The Louisville Metro Council will consider shifting $2.7 million in one-time surplus funds toward support services for those who need financial assistance during the coronavirus pandemic.
The funds were originally selected to offset the city’s pension bill for the next three years. Louisville is facing a steep rise in pension costs for its employees, but council president David James (D-6) said helping residents weather the coronavirus challenge is a more immediate concern.
“We will deal with that next year,” he said. “We have people in immediate need. We have people that are literally panicked, scared and don’t know what to do, and so we need to provide some assistance.”
Economically speaking, the closing of businesses and loss of jobs could hurt those who live paycheck-to-paycheck the most, he said.
The ordinance would establish a COVID-19 Relief Fund administered by the Office of Resilience & Community Services.
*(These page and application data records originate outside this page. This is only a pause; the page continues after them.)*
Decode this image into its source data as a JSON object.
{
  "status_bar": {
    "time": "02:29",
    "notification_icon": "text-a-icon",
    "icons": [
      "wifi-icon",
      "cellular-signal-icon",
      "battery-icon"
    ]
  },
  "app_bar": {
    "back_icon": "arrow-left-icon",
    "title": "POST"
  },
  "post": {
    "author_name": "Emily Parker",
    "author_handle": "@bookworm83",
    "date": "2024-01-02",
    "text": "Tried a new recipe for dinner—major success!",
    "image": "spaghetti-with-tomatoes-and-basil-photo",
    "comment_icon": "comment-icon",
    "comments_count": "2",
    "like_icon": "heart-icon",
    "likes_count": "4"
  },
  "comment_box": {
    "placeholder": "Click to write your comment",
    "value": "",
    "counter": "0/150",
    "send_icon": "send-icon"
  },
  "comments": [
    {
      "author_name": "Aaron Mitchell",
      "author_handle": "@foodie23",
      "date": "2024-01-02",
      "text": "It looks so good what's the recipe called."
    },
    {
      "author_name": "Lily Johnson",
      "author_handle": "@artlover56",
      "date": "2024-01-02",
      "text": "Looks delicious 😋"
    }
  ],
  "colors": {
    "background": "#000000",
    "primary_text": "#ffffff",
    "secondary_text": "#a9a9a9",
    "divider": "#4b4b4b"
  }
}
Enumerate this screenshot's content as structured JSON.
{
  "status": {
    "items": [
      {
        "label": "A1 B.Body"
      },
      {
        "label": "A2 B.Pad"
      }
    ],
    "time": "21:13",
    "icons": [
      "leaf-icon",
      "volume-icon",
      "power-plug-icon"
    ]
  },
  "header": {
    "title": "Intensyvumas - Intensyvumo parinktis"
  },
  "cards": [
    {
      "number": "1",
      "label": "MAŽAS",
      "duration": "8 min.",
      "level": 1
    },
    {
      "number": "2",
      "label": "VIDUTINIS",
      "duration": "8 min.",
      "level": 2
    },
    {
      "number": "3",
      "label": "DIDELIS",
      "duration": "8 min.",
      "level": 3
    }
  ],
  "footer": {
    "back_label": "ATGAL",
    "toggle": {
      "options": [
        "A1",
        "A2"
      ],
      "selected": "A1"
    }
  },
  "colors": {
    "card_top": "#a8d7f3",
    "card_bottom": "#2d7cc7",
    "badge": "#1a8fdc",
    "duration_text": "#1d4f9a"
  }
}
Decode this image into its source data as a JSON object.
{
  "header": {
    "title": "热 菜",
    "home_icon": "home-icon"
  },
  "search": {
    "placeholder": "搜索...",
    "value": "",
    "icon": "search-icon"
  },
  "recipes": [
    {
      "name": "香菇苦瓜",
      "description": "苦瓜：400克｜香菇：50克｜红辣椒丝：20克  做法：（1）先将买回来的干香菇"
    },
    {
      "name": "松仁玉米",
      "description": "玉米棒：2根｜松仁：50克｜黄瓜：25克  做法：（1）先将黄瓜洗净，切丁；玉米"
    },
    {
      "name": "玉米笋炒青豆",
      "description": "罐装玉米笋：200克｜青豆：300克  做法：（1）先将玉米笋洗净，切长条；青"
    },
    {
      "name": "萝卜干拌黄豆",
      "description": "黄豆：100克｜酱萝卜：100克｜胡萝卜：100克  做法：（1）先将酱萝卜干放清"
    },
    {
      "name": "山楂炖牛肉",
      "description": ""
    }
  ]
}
James said the idea is to provide capital to programs that provide food and housing assistance, which would then use it to help those affected by coronavirus. The ordinance specifically names Community Ministries, Dare to Care, and Neighborhood Place as potential providers. The Office of Resilience will have to assess each individual request on a case-by-case basis.
Relief funds could not be used for overhead, hiring or creating new programs.
James said he hopes the money will bridge the gap while local authorities wait for a federal stimulus package.
Not all council members have expressed support for the plan. After it was announced last week, Anthony Piagentini (R-19) called it a “huge mistake” because he thought there was a lack of information about what kinds of public support are most needed.
Earlier this year, Louisville CFO Daniel Frockt projected a better-than-expected budget outlook due to a non-recurring surplus. That could have helped with this year’s pension bill. But James said that’s not so certain anymore.
“The bottom line is, is that we have citizens in our community that we have got to help…and we just have to find a way to make up for that somehow,” he said.
Council members will consider the emergency ordinance at Thursday’s meeting, which will be fully virtual for the first time. James said the public will be able to watch the meeting remotely through the internet and on TV. He said a handful of council members are in the coronavirus high-risk category, which includes those over 60 or with underlying medical conditions.